DC Pierson, who bears a slight vocal and facial resemblance to “Napoleon Dynamite’s Jon Heder”, bravely dons a most unfortunate bowl haircut to play Duncan the Boy Genius. Now college-age, Duncan isn’t so much a Boy Genius as he is just a kid who once memorized one of those books of amazing trivia facts. Rounding out the trio is Dominic Dierkes’ Charlie: The Strongest Kid in Town. In addition to not living up to his idiom, Charlie is also impossibly dumb. That doesn’t stop him, though, from imagining himself to be a bruiser like Russell Crowe’s hard-boiled character from LA Confidential. When the Mystery Team is in dire need of some clues, Charlie makes this offer: “Want me to go down to the playground? Bust a few heads?”

The plot is set in motion when a client presents an actual case to these three pseudo-sleuths, whose specialty involves solving crimes on the level of candy-theft. Newly orphaned tween Brianna believes that the Mystery Team can help her find out who killed her parents. Despite initial protests from within the group and also from Brianna’s older sister, played by Aubrey Plaza, Jason insists that the team hold true to their credo: “No case too small, no case too tough.”

That’s pretty much all there is to it, and all there needs to be. Obviously, we’re not supposed to get too emotionally invested in the plot mechanics of how the gang ends up solving the case. These matter not. All that counts is that nearly every step of the way contains a few funny beats, with a generous smattering of quotable lines throughout.

Donald Glover may have turned out to be the Aziz Ansari/Andy Samberg of the group, but Dominic and DC are no slouches either, having started a podcast and written a novel since, respectively. Both have also parlayed their sketch skills into stand up careers, and have locked down roles in the upcoming film which I refuse to call anything but it’s original title, The Hand Job. In Mystery Team, all three members of Derrick are given equal chances to shine and they all deliver the goods. If you look closely, though, you’ll notice a nod toward Glover’s musical prowess, which foreshadowed his success as Childish Gambino.

After premiering to much acclaim at Sundance in 2009, Mystery Team later landed a distributor but did not get a traditional release. Instead the movie showed up in select theatres around the country based on high demands on, before eventually landing on DVD. It may not have earned a lot of money in theatres, but the movie got some very decent notices from critics and launched all inolved on the path to bigger and better projects. For an independently produced offering from a young sketch group, this is about all one could hope for from a theatrical run. Now comes the fun part, where the movie turns into a cult classic before our eyes. Mystery Team is streaming on Netflix Instant so there’s no excuse not to check it out. Spread the word.
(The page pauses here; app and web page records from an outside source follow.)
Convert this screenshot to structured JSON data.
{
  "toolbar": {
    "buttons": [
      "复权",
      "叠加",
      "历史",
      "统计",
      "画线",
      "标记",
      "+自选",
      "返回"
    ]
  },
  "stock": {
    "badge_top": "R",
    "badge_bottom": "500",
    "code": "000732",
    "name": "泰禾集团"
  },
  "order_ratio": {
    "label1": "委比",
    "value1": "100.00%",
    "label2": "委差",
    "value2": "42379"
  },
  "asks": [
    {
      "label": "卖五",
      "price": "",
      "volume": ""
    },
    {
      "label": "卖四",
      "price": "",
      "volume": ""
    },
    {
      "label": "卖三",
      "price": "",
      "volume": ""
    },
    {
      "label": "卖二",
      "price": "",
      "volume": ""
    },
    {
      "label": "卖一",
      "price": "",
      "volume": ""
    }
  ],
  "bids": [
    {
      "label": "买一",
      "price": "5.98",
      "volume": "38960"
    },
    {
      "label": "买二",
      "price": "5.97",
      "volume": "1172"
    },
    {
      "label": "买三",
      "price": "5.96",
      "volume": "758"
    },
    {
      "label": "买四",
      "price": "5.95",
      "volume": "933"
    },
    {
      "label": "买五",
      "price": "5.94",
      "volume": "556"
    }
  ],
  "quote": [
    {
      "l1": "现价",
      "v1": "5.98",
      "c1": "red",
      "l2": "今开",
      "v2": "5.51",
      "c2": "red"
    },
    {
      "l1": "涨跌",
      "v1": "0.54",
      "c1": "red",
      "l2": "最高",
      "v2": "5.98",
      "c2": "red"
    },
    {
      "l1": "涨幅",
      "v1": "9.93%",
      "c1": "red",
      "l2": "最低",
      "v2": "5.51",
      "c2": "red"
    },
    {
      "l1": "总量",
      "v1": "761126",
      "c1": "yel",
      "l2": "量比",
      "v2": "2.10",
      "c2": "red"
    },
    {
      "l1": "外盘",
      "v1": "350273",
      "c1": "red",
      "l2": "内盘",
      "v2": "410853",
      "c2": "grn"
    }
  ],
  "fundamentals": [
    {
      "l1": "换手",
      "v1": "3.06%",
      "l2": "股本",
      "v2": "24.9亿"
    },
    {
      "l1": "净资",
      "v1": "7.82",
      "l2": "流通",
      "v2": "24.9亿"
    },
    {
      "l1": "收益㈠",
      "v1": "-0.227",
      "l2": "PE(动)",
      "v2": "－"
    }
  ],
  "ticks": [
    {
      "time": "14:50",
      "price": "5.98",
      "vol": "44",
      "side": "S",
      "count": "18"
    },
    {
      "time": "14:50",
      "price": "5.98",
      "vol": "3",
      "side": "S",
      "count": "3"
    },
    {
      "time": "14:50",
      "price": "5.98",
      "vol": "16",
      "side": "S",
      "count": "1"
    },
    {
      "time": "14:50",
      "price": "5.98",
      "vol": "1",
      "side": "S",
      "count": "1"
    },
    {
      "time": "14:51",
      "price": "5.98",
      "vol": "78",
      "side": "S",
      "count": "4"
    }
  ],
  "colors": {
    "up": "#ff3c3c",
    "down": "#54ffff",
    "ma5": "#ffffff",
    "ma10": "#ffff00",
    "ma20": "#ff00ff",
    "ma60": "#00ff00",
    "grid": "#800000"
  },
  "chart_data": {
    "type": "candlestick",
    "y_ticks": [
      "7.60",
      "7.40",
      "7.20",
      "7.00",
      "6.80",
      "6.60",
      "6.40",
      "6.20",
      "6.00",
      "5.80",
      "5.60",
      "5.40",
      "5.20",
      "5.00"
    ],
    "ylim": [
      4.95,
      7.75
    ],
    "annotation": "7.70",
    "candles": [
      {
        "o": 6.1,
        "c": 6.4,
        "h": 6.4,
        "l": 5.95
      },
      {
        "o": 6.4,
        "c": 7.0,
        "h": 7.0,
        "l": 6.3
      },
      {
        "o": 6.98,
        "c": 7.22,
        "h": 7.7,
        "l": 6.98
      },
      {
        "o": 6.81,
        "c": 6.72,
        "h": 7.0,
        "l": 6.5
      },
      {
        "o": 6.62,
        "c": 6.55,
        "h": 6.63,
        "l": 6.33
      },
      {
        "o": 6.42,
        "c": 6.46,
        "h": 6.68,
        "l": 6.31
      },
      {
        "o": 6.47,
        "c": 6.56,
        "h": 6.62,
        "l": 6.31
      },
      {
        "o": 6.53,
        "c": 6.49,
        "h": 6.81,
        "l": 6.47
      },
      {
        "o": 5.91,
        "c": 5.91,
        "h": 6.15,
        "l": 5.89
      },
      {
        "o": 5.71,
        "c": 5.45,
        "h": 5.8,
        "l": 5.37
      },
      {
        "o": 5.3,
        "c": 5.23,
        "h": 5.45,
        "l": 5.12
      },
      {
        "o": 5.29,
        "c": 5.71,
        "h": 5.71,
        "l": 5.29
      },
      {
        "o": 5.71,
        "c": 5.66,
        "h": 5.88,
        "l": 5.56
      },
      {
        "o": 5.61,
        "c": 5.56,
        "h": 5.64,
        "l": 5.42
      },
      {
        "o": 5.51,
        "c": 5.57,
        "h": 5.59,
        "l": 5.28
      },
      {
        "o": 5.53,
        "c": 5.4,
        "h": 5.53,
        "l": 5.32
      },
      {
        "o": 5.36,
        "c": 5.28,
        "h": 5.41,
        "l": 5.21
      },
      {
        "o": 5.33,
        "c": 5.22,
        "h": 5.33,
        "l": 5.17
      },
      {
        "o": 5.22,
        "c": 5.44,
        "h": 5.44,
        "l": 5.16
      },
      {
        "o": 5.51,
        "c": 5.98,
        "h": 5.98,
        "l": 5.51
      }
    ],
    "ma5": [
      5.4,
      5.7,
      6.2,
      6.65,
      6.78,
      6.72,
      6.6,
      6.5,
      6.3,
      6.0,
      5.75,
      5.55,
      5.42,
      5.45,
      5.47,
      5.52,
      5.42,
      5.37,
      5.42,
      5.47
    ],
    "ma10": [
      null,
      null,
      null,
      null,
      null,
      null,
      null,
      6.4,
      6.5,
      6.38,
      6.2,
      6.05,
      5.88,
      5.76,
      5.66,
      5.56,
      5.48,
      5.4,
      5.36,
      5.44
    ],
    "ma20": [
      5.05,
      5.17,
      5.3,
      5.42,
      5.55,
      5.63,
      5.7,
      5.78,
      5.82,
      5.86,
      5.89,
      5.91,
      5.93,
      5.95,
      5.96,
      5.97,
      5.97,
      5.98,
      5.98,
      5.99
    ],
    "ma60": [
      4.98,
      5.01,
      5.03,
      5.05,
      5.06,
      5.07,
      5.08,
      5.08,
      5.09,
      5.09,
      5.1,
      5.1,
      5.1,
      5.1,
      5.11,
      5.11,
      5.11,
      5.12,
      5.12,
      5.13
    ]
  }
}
Joe Berkowitz edits books and writes stuff. He also has a Tumblr.

Why Derrick Comedy’s Mystery Team Deserves Cult […]